We had a nice return last week, with a couple of good things leading in the slop at Randwick and hanging on. The Witherspoon precedent may just have some legs!
Peter V’landys could have claimed Saturday’s The Everest as the highlight of his career, until this spring.
Now he’s got the trifecta – The Golden Eagle in opposition to Melbourne’s second biggest race day, as well as his suggestion that the Melbourne Cup and the southern spring carnival be put back on the calendar.
That’s unmatched as a destructive contribution to Australian racing.
The Racing NSW boss might have noticed 2009’s Shocking was the last Australian-bred winner of the Cup and it’s doubtful whether we’ll see another one.
That’s truly shocking. Prince of Penzance in 2015 was the last Australasian-bred winner but wasn’t 100-1 for nothing, although a couple of good judges backed it.
V’landys might have noticed the winner of Saturday’s Group 1 Ladbrokes Stakes – formerly the Caulfield Stakes – Cape of Good Hope couldn’t place in Group company overseas.
Another British import, Master of Wine, won a staying race in Sydney on Saturday.
He might have noticed Cox Plate favourite Avilius is already a multiple Group 1 winner here but its best run overseas was a Group 2 second place behind Cracksman. Here Avilius exceeds and excels.
Now Winx has retired, Australia struggles to get a Group performer that can run a metre past 1600m. It’s left to aged performers like Black Heart Bart and Happy Clapper to defend national honour.
And even the aged import Hartnell and his undistinguished fellow English arrival Best of Days have won Group 1 1600m events.
So it goes on. The once-2600m Metropolitan, now 2400m, was once the time-honoured Monday second leg of the Sydney spring double. It was a race for tough, often great stayers. Now it’s tacked on to Epsom Day.
The now 2400m and once time-honoured Brisbane Cup is a last-race afterthought on Stradbroke day. The Perth Cup is now 2400m. The Gold Coast Magic Millions staged as an 1800m Stayers’ Cup.
Races past 1600m are full of overseas handicappers. The reason? Australia doesn’t breed stayers anymore. It’s cheaper to buy imports.
The Golden Slipper for two-year-olds is now a grand final. A colt wins and its stud career is assured. Winners Vancouver and Capitalist didn’t win as early spring three-year-olds before being packed off to stud. Rinse and repeat.
No more Slipper winners who train on, like Sky High, Fine And Dandy, Baguette and Manikato, at a time when Australia could produce top-class sprinters, milers and stayers.
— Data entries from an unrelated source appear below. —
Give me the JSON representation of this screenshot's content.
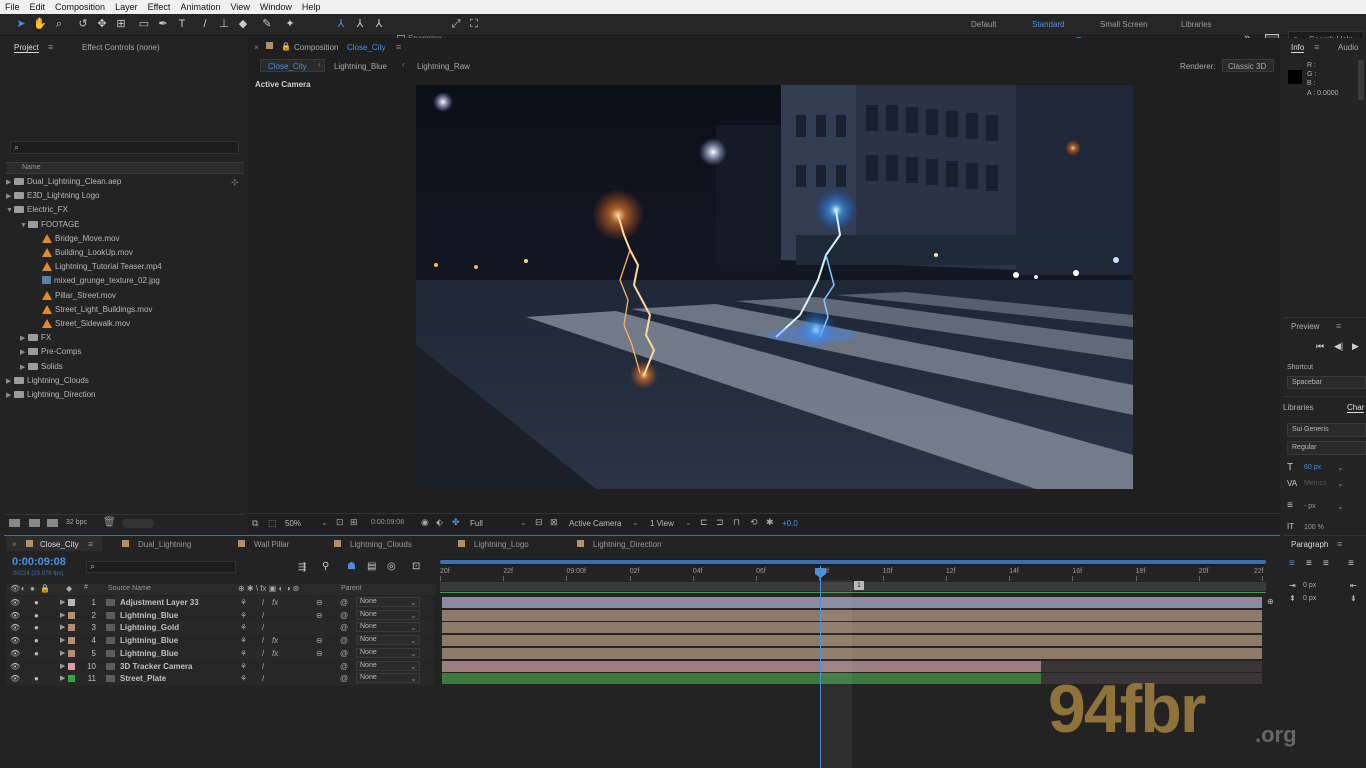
{
  "menu": [
    "File",
    "Edit",
    "Composition",
    "Layer",
    "Effect",
    "Animation",
    "View",
    "Window",
    "Help"
  ],
  "toolbar": {
    "snapping": "Snapping",
    "workspaces": [
      "Default",
      "Standard",
      "Small Screen",
      "Libraries"
    ],
    "active_workspace": "Standard",
    "search_help": "Search Help"
  },
  "project": {
    "tab_project": "Project",
    "tab_effect_controls": "Effect Controls (none)",
    "search_placeholder": "",
    "column_name": "Name",
    "items": [
      {
        "label": "Dual_Lightning_Clean.aep",
        "type": "folder",
        "indent": 0,
        "tri": "▶"
      },
      {
        "label": "E3D_Lightning Logo",
        "type": "folder",
        "indent": 0,
        "tri": "▶"
      },
      {
        "label": "Electric_FX",
        "type": "folder",
        "indent": 0,
        "tri": "▼"
      },
      {
        "label": "FOOTAGE",
        "type": "folder",
        "indent": 1,
        "tri": "▼"
      },
      {
        "label": "Bridge_Move.mov",
        "type": "mov",
        "indent": 2,
        "tri": ""
      },
      {
        "label": "Building_LookUp.mov",
        "type": "mov",
        "indent": 2,
        "tri": ""
      },
      {
        "label": "Lightning_Tutorial Teaser.mp4",
        "type": "mov",
        "indent": 2,
        "tri": ""
      },
      {
        "label": "mixed_grunge_texture_02.jpg",
        "type": "jpg",
        "indent": 2,
        "tri": ""
      },
      {
        "label": "Pillar_Street.mov",
        "type": "mov",
        "indent": 2,
        "tri": ""
      },
      {
        "label": "Street_Light_Buildings.mov",
        "type": "mov",
        "indent": 2,
        "tri": ""
      },
      {
        "label": "Street_Sidewalk.mov",
        "type": "mov",
        "indent": 2,
        "tri": ""
      },
      {
        "label": "FX",
        "type": "folder",
        "indent": 1,
        "tri": "▶"
      },
      {
        "label": "Pre-Comps",
        "type": "folder",
        "indent": 1,
        "tri": "▶"
      },
      {
        "label": "Solids",
        "type": "folder",
        "indent": 1,
        "tri": "▶"
      },
      {
        "label": "Lightning_Clouds",
        "type": "folder",
        "indent": 0,
        "tri": "▶"
      },
      {
        "label": "Lightning_Direction",
        "type": "folder",
        "indent": 0,
        "tri": "▶"
      }
    ],
    "bpc": "32 bpc"
  },
  "composition": {
    "title_prefix": "Composition",
    "title_name": "Close_City",
    "breadcrumbs": [
      "Close_City",
      "Lightning_Blue",
      "Lightning_Raw"
    ],
    "renderer_label": "Renderer:",
    "renderer_value": "Classic 3D",
    "active_camera_label": "Active Camera",
    "zoom": "50%",
    "timecode": "0:00:09:08",
    "resolution": "Full",
    "camera_select": "Active Camera",
    "view_select": "1 View",
    "exposure": "+0.0"
  },
  "timeline": {
    "tabs": [
      "Close_City",
      "Dual_Lightning",
      "Wall Pillar",
      "Lightning_Clouds",
      "Lightning_Logo",
      "Lightning_Direction"
    ],
    "tab_colors": [
      "#b09070",
      "#b09070",
      "#b09070",
      "#b09070",
      "#b09070",
      "#b09070"
    ],
    "timecode": "0:00:09:08",
    "fps": "00224 (23.976 fps)",
    "col_source": "Source Name",
    "col_parent": "Parent",
    "ruler": [
      "20f",
      "22f",
      "09:00f",
      "02f",
      "04f",
      "06f",
      "08f",
      "10f",
      "12f",
      "14f",
      "16f",
      "18f",
      "20f",
      "22f"
    ],
    "layers": [
      {
        "num": "1",
        "name": "Adjustment Layer 33",
        "color": "#b8b8b8",
        "bar": "#8a8aa0",
        "fx": "fx",
        "parent": "None",
        "end": 1.0
      },
      {
        "num": "2",
        "name": "Lightning_Blue",
        "color": "#b09070",
        "bar": "#8e7a68",
        "fx": "",
        "parent": "None",
        "end": 1.0
      },
      {
        "num": "3",
        "name": "Lightning_Gold",
        "color": "#b09070",
        "bar": "#8e7a68",
        "fx": "",
        "parent": "None",
        "end": 1.0
      },
      {
        "num": "4",
        "name": "Lightning_Blue",
        "color": "#b09070",
        "bar": "#8e7a68",
        "fx": "fx",
        "parent": "None",
        "end": 1.0
      },
      {
        "num": "5",
        "name": "Lightning_Blue",
        "color": "#b09070",
        "bar": "#8e7a68",
        "fx": "fx",
        "parent": "None",
        "end": 1.0
      },
      {
        "num": "10",
        "name": "3D Tracker Camera",
        "color": "#d8a0a8",
        "bar": "#9c7e82",
        "fx": "",
        "parent": "None",
        "end": 0.73
      },
      {
        "num": "11",
        "name": "Street_Plate",
        "color": "#3fa04a",
        "bar": "#3d7a3f",
        "fx": "",
        "parent": "None",
        "end": 0.73
      }
    ]
  },
  "info": {
    "tab_info": "Info",
    "tab_audio": "Audio",
    "r": "R :",
    "g": "G :",
    "b": "B :",
    "a": "A :  0.0000"
  },
  "preview": {
    "title": "Preview",
    "shortcut_label": "Shortcut",
    "shortcut_value": "Spacebar"
  },
  "character": {
    "tab_libraries": "Libraries",
    "tab_character": "Char",
    "font": "Sui Generis",
    "style": "Regular",
    "size": "60 px",
    "tracking": "Metrics",
    "stroke": "- px",
    "scale": "100 %"
  },
  "paragraph": {
    "title": "Paragraph",
    "indent1": "0 px",
    "indent2": "0 px"
  },
  "watermark": {
    "main": "94fbr",
    "suffix": ".org"
  }
}
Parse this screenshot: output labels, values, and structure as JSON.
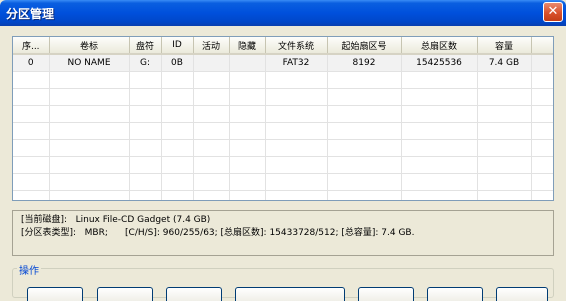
{
  "window": {
    "title": "分区管理",
    "close_glyph": "✕"
  },
  "table": {
    "columns": [
      "序...",
      "卷标",
      "盘符",
      "ID",
      "活动",
      "隐藏",
      "文件系统",
      "起始扇区号",
      "总扇区数",
      "容量"
    ],
    "rows": [
      [
        "0",
        "NO NAME",
        "G:",
        "0B",
        "",
        "",
        "FAT32",
        "8192",
        "15425536",
        "7.4 GB"
      ]
    ]
  },
  "info": {
    "line1": "[当前磁盘]:   Linux File-CD Gadget (7.4 GB)",
    "line2": "[分区表类型]:   MBR;      [C/H/S]: 960/255/63; [总扇区数]: 15433728/512; [总容量]: 7.4 GB."
  },
  "operations": {
    "label": "操作"
  }
}
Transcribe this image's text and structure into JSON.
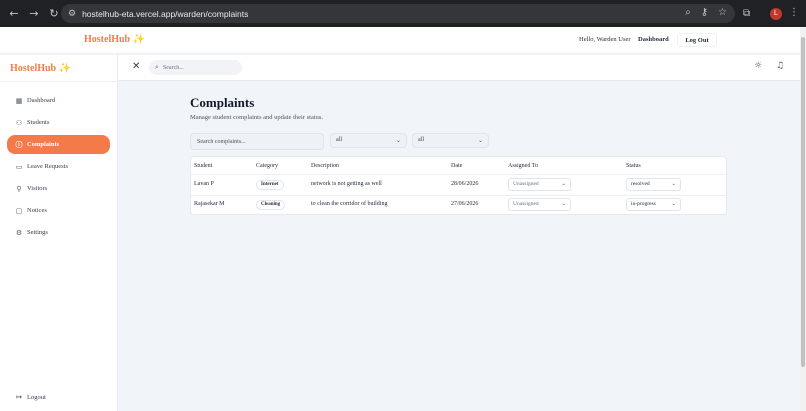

Now the Slipper winner is out of mind as soon as the race is over.
The Everest is the culmination of this sprinter-sprinting sire mania.
A Slipper future winner, if a colt, might stagger on to the Everest but his stud value is already established. That would be a risk. Better to breed a Everest contender.
Dual winner of the first two Everests, Redzel, is a good-class Group 1 sprinter but any long-term racing enthusiast wouldn’t give him a start in a 20-horse Newmarket field gathered from the best sprinters of the last 60 years, nor in any best-of sprint anywhere else.
Not that any of the Hooray Harrys and Harriettes attracted to Everest Day would know or care, nor that sprinters aren’t similarly prized overseas and are unlikely visitors to Randwick.
Which leads to V’landys’ delayed Melbourne Spring carnival suggestion, which might attract more overseas 1600m-plus horses attracted by the easy prize money on offer.
Apart from such a programming’s effect on the Perth summer carnival, in the words of George Hanlon – the late, great trainer of cup stayers (sprinters and milers) – “horses are only human”.
They need spells. A delayed Melbourne spring would mean a delayed Melbourne autumn carnival, but with lesser effect on Sydney.
What will V’landys’ next suggestion be? The Melbourne autumn to be held after Sydney, and bugger the Adelaide carnival?
V’landys is causing damage. Critics might say his coming role as rugby league’s ARLC chairman, the source of endless headaches, will be fitting punishment and it won’t matter how much damage he may cause.
You can poison rugby league but you can’t destroy it. Administrators have been trying forever.
That’s what makes it the greatest game of all.